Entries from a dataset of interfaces
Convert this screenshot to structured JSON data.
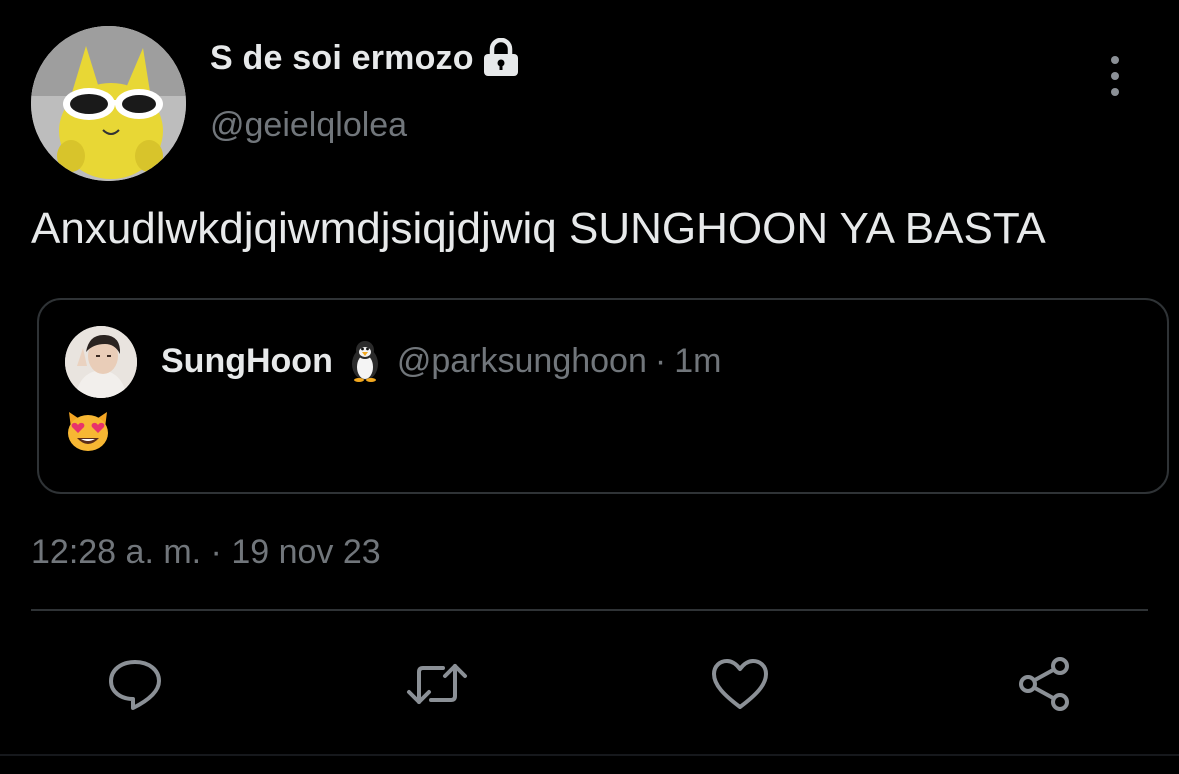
{
  "tweet": {
    "author": {
      "display_name": "S de soi ermozo",
      "handle": "@geielqlolea",
      "locked_icon": "lock-icon"
    },
    "text": "Anxudlwkdjqiwmdjsiqjdjwiq SUNGHOON YA BASTA",
    "timestamp": "12:28 a. m. · 19 nov 23"
  },
  "quoted_tweet": {
    "display_name": "SungHoon",
    "name_emoji": "penguin-emoji",
    "handle": "@parksunghoon",
    "separator": "·",
    "time": "1m",
    "body_emoji": "smiling-cat-heart-eyes-emoji"
  },
  "actions": {
    "reply_icon": "reply-icon",
    "retweet_icon": "retweet-icon",
    "like_icon": "heart-icon",
    "share_icon": "share-icon"
  },
  "colors": {
    "background": "#000000",
    "primary_text": "#e7e9ea",
    "secondary_text": "#71767b",
    "border": "#2f3336"
  }
}
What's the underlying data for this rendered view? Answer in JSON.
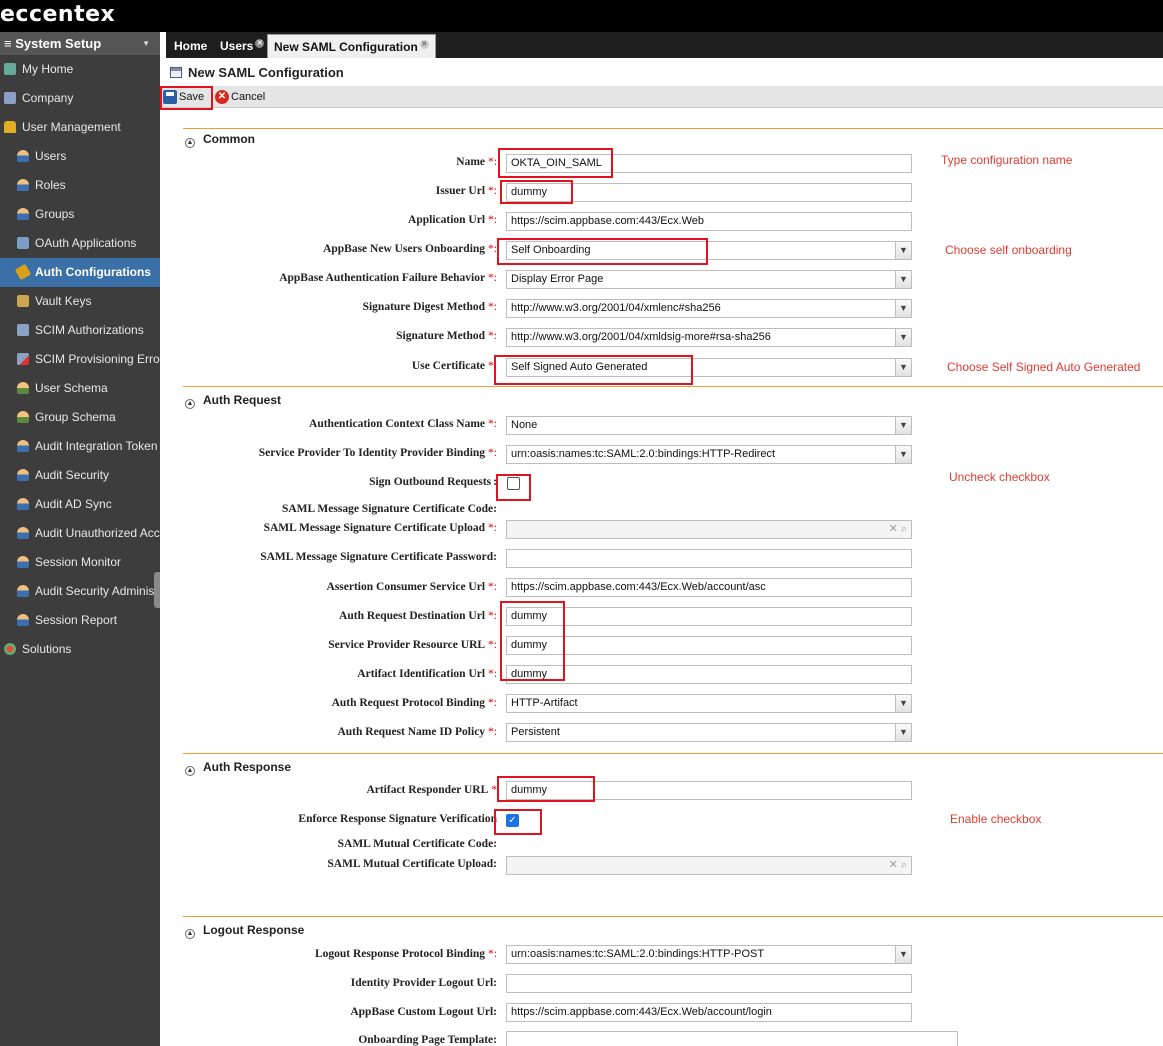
{
  "brand": "eccentex",
  "sidebar": {
    "header": "≡ System Setup",
    "items": [
      {
        "label": "My Home",
        "icon": "home-icon"
      },
      {
        "label": "Company",
        "icon": "company-icon"
      },
      {
        "label": "User Management",
        "icon": "lock-icon"
      },
      {
        "label": "Users",
        "icon": "user-icon"
      },
      {
        "label": "Roles",
        "icon": "user-icon"
      },
      {
        "label": "Groups",
        "icon": "group-icon"
      },
      {
        "label": "OAuth Applications",
        "icon": "oauth-icon"
      },
      {
        "label": "Auth Configurations",
        "icon": "key-icon"
      },
      {
        "label": "Vault Keys",
        "icon": "vault-icon"
      },
      {
        "label": "SCIM Authorizations",
        "icon": "scim-icon"
      },
      {
        "label": "SCIM Provisioning Errors",
        "icon": "scim-error-icon"
      },
      {
        "label": "User Schema",
        "icon": "schema-icon"
      },
      {
        "label": "Group Schema",
        "icon": "schema-icon"
      },
      {
        "label": "Audit Integration Token",
        "icon": "user-icon"
      },
      {
        "label": "Audit Security",
        "icon": "user-icon"
      },
      {
        "label": "Audit AD Sync",
        "icon": "user-icon"
      },
      {
        "label": "Audit Unauthorized Acces",
        "icon": "user-icon"
      },
      {
        "label": "Session Monitor",
        "icon": "user-icon"
      },
      {
        "label": "Audit Security Administrat",
        "icon": "user-icon"
      },
      {
        "label": "Session Report",
        "icon": "user-icon"
      },
      {
        "label": "Solutions",
        "icon": "solutions-icon"
      }
    ]
  },
  "tabs": [
    {
      "label": "Home"
    },
    {
      "label": "Users"
    },
    {
      "label": "New SAML Configuration"
    }
  ],
  "page": {
    "title": "New SAML Configuration",
    "save": "Save",
    "cancel": "Cancel"
  },
  "sections": {
    "common": "Common",
    "auth_request": "Auth Request",
    "auth_response": "Auth Response",
    "logout_response": "Logout Response"
  },
  "fields": {
    "name": {
      "label": "Name",
      "value": "OKTA_OIN_SAML"
    },
    "issuer_url": {
      "label": "Issuer Url",
      "value": "dummy"
    },
    "application_url": {
      "label": "Application Url",
      "value": "https://scim.appbase.com:443/Ecx.Web"
    },
    "new_users_onboarding": {
      "label": "AppBase New Users Onboarding",
      "value": "Self Onboarding"
    },
    "auth_failure_behavior": {
      "label": "AppBase Authentication Failure Behavior",
      "value": "Display Error Page"
    },
    "signature_digest_method": {
      "label": "Signature Digest Method",
      "value": "http://www.w3.org/2001/04/xmlenc#sha256"
    },
    "signature_method": {
      "label": "Signature Method",
      "value": "http://www.w3.org/2001/04/xmldsig-more#rsa-sha256"
    },
    "use_certificate": {
      "label": "Use Certificate",
      "value": "Self Signed Auto Generated"
    },
    "auth_context_class": {
      "label": "Authentication Context Class Name",
      "value": "None"
    },
    "sp_to_idp_binding": {
      "label": "Service Provider To Identity Provider Binding",
      "value": "urn:oasis:names:tc:SAML:2.0:bindings:HTTP-Redirect"
    },
    "sign_outbound_requests": {
      "label": "Sign Outbound Requests",
      "checked": false
    },
    "saml_msg_cert_code": {
      "label": "SAML Message Signature Certificate Code:"
    },
    "saml_msg_cert_upload": {
      "label": "SAML Message Signature Certificate Upload",
      "value": ""
    },
    "saml_msg_cert_password": {
      "label": "SAML Message Signature Certificate Password:",
      "value": ""
    },
    "acs_url": {
      "label": "Assertion Consumer Service Url",
      "value": "https://scim.appbase.com:443/Ecx.Web/account/asc"
    },
    "auth_req_dest_url": {
      "label": "Auth Request Destination Url",
      "value": "dummy"
    },
    "sp_resource_url": {
      "label": "Service Provider Resource URL",
      "value": "dummy"
    },
    "artifact_id_url": {
      "label": "Artifact Identification Url",
      "value": "dummy"
    },
    "auth_req_protocol_binding": {
      "label": "Auth Request Protocol Binding",
      "value": "HTTP-Artifact"
    },
    "auth_req_name_id_policy": {
      "label": "Auth Request Name ID Policy",
      "value": "Persistent"
    },
    "artifact_responder_url": {
      "label": "Artifact Responder URL",
      "value": "dummy"
    },
    "enforce_response_sig": {
      "label": "Enforce Response Signature Verification",
      "checked": true
    },
    "saml_mutual_cert_code": {
      "label": "SAML Mutual Certificate Code:"
    },
    "saml_mutual_cert_upload": {
      "label": "SAML Mutual Certificate Upload:",
      "value": ""
    },
    "logout_protocol_binding": {
      "label": "Logout Response Protocol Binding",
      "value": "urn:oasis:names:tc:SAML:2.0:bindings:HTTP-POST"
    },
    "idp_logout_url": {
      "label": "Identity Provider Logout Url:",
      "value": ""
    },
    "custom_logout_url": {
      "label": "AppBase Custom Logout Url:",
      "value": "https://scim.appbase.com:443/Ecx.Web/account/login"
    },
    "onboarding_template": {
      "label": "Onboarding Page Template:",
      "value": ""
    }
  },
  "marks": {
    "required": "*",
    "colon": ":",
    "required_colon": "*:"
  },
  "annotations": {
    "type_name": "Type configuration name",
    "choose_self_onboarding": "Choose self onboarding",
    "choose_self_signed": "Choose Self Signed Auto Generated",
    "uncheck_checkbox": "Uncheck checkbox",
    "enable_checkbox": "Enable checkbox"
  },
  "colors": {
    "annotation": "#e03c31",
    "highlight_box": "#e0141e",
    "section_rule": "#f0a030",
    "sidebar_active": "#3a6fa8",
    "required_marker": "#dd0000"
  }
}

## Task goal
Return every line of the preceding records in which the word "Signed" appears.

## Response area
      "value": "Self Signed Auto Generated"
    "choose_self_signed": "Choose Self Signed Auto Generated",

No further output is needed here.